Element data from apps and pages
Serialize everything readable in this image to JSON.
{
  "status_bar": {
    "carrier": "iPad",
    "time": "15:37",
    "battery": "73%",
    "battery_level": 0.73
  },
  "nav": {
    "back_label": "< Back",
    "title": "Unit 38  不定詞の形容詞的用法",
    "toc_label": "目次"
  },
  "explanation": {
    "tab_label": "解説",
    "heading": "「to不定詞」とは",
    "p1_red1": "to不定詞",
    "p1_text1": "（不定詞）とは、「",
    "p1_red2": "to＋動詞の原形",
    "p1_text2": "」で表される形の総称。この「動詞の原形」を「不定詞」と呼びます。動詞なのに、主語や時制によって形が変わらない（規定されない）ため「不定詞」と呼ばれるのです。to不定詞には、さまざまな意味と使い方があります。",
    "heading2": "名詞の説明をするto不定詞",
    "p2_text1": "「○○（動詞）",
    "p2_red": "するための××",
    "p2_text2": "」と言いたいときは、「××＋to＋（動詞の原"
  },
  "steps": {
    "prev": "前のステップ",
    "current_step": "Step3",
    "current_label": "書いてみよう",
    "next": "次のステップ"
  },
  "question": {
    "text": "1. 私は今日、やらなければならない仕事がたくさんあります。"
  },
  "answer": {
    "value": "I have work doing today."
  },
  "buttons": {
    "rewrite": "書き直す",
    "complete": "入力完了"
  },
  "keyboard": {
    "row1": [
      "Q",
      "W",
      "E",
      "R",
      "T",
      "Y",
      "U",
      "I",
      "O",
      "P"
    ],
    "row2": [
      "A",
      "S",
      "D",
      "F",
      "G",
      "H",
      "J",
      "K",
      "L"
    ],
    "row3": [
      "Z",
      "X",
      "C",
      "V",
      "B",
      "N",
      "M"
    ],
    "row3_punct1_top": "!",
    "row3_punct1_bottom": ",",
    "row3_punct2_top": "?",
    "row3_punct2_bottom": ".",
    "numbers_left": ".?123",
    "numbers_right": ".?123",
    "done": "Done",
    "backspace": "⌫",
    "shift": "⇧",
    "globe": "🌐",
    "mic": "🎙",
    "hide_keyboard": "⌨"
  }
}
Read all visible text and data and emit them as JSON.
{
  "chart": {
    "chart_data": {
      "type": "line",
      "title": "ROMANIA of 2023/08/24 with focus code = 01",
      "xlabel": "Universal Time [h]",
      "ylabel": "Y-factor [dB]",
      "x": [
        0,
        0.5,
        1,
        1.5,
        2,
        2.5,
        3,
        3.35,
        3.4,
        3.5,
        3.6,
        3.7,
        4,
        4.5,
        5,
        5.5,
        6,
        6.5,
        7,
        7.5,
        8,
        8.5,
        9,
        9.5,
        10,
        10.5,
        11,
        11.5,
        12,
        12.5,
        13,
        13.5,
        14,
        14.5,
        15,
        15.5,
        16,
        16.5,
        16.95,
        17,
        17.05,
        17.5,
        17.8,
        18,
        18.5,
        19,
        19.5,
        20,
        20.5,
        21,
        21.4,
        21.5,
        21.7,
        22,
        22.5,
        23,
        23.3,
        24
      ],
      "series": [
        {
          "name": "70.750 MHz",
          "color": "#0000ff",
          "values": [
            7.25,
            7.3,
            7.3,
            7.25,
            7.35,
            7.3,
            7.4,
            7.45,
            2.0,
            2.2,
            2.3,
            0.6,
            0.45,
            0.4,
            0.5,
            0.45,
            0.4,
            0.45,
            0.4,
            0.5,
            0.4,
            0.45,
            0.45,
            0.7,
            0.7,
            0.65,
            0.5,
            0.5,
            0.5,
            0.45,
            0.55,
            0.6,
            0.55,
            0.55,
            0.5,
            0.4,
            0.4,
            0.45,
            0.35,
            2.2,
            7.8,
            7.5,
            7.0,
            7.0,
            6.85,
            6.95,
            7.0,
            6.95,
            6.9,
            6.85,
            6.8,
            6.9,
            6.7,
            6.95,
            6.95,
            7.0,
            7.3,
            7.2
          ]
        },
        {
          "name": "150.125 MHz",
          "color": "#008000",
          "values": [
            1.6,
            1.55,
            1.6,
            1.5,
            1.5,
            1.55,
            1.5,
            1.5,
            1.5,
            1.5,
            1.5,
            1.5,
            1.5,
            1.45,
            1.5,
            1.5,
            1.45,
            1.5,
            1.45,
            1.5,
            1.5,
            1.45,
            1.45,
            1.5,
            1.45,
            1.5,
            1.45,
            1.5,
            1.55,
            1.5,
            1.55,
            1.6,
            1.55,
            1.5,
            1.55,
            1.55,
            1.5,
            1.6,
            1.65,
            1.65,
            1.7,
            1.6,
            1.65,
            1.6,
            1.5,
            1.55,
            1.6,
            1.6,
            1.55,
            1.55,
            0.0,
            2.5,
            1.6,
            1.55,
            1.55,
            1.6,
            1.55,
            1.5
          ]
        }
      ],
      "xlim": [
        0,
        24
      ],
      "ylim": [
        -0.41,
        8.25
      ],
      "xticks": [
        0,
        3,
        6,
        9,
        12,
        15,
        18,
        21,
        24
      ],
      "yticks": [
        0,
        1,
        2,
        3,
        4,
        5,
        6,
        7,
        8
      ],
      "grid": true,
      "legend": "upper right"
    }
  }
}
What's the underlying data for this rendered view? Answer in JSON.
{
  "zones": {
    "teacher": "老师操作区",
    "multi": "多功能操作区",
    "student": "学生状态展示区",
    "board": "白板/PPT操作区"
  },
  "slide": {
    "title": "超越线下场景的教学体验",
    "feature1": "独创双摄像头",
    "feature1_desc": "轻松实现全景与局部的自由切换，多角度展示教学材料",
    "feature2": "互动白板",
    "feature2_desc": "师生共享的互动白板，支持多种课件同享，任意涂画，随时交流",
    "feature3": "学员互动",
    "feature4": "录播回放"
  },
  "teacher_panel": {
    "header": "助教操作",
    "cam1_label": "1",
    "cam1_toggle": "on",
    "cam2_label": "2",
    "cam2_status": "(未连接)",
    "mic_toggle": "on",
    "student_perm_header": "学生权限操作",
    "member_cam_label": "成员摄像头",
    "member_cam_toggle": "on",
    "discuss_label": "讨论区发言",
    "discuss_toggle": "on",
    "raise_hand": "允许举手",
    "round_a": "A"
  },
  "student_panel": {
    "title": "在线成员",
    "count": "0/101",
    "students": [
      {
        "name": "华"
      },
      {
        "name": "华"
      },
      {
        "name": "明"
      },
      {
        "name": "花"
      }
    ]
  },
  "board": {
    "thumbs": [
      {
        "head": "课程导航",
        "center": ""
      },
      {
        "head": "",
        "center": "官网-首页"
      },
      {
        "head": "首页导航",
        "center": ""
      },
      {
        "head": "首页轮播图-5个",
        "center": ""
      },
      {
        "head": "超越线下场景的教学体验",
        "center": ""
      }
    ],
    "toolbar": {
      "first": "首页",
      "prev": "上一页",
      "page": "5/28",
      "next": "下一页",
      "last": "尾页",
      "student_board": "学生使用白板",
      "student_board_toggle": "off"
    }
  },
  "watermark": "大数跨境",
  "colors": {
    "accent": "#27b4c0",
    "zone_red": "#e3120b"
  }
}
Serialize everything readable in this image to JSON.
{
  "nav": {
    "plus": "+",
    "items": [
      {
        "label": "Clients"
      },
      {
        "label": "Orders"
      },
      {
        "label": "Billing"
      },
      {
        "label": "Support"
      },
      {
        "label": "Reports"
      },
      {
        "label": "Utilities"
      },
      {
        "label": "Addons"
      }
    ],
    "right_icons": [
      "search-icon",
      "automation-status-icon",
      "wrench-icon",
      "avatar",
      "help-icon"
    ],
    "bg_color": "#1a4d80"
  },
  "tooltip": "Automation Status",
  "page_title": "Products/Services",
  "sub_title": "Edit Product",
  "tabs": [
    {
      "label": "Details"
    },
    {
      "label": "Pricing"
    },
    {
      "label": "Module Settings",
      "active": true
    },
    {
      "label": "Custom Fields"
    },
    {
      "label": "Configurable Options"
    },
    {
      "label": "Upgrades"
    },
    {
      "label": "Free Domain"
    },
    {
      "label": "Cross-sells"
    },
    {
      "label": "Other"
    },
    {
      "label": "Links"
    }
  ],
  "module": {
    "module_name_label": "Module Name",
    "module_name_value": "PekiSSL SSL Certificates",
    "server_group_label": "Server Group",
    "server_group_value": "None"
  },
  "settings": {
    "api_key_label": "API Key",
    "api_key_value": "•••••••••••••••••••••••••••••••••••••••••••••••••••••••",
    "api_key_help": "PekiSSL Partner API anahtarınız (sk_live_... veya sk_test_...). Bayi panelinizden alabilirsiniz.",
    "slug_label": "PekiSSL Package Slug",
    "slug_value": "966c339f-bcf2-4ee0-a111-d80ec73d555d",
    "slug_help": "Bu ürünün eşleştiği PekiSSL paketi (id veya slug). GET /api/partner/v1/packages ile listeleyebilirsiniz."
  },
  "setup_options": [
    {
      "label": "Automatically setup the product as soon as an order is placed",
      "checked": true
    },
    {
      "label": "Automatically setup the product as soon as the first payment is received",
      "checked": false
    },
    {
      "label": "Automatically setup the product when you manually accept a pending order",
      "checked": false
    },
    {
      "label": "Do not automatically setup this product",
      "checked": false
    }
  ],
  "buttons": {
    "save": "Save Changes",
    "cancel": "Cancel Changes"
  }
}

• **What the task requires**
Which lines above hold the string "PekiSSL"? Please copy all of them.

• **Answer space**
    "module_name_value": "PekiSSL SSL Certificates",
    "api_key_help": "PekiSSL Partner API anahtarınız (sk_live_... veya sk_test_...). Bayi panelinizden alabilirsiniz.",
    "slug_label": "PekiSSL Package Slug",
    "slug_help": "Bu ürünün eşleştiği PekiSSL paketi (id veya slug). GET /api/partner/v1/packages ile listeleyebilirsiniz."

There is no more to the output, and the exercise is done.